SOURCE INFORMATION:
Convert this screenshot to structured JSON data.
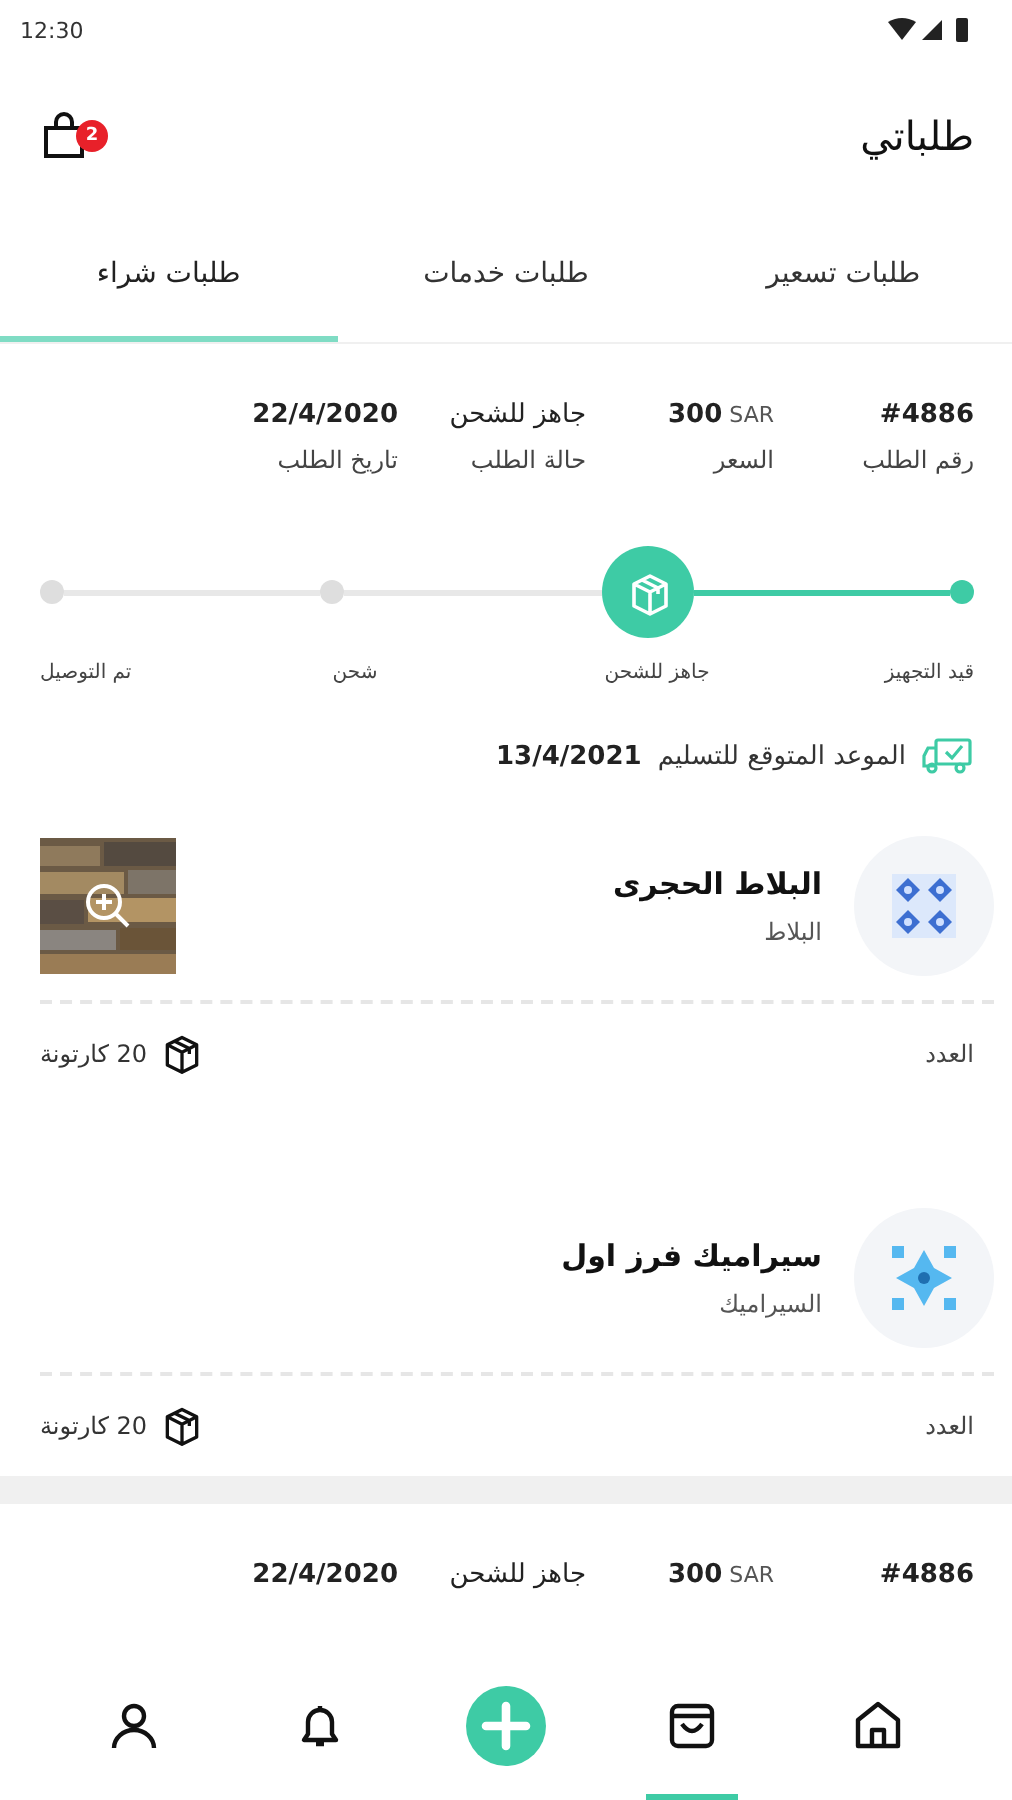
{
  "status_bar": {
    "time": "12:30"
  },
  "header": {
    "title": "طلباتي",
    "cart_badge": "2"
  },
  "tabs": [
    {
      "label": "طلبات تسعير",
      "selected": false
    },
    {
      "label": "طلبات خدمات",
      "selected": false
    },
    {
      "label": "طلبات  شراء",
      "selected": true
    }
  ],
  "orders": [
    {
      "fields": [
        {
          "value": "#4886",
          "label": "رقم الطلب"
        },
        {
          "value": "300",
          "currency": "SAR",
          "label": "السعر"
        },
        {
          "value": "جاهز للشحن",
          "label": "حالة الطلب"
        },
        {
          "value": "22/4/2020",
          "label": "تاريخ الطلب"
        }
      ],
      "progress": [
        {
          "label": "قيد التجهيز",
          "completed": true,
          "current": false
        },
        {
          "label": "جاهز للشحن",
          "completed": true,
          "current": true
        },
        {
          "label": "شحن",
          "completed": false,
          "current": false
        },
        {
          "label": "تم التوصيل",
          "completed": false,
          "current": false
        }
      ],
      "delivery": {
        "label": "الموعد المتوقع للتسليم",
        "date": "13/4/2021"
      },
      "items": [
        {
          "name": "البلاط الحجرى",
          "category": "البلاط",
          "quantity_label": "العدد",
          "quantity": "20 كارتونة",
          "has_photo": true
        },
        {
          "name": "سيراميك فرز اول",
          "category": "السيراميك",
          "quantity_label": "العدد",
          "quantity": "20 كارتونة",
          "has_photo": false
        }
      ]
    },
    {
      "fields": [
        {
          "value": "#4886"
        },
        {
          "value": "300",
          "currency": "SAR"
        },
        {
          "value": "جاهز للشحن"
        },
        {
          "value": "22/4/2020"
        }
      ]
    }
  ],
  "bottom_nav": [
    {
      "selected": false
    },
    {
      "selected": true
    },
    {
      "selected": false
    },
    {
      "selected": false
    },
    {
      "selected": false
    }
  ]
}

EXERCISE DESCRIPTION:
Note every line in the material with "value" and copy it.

EXPECTED ANSWER:
          "value": "#4886",
          "value": "300",
          "value": "جاهز للشحن",
          "value": "22/4/2020",
          "value": "#4886"
          "value": "300",
          "value": "جاهز للشحن"
          "value": "22/4/2020"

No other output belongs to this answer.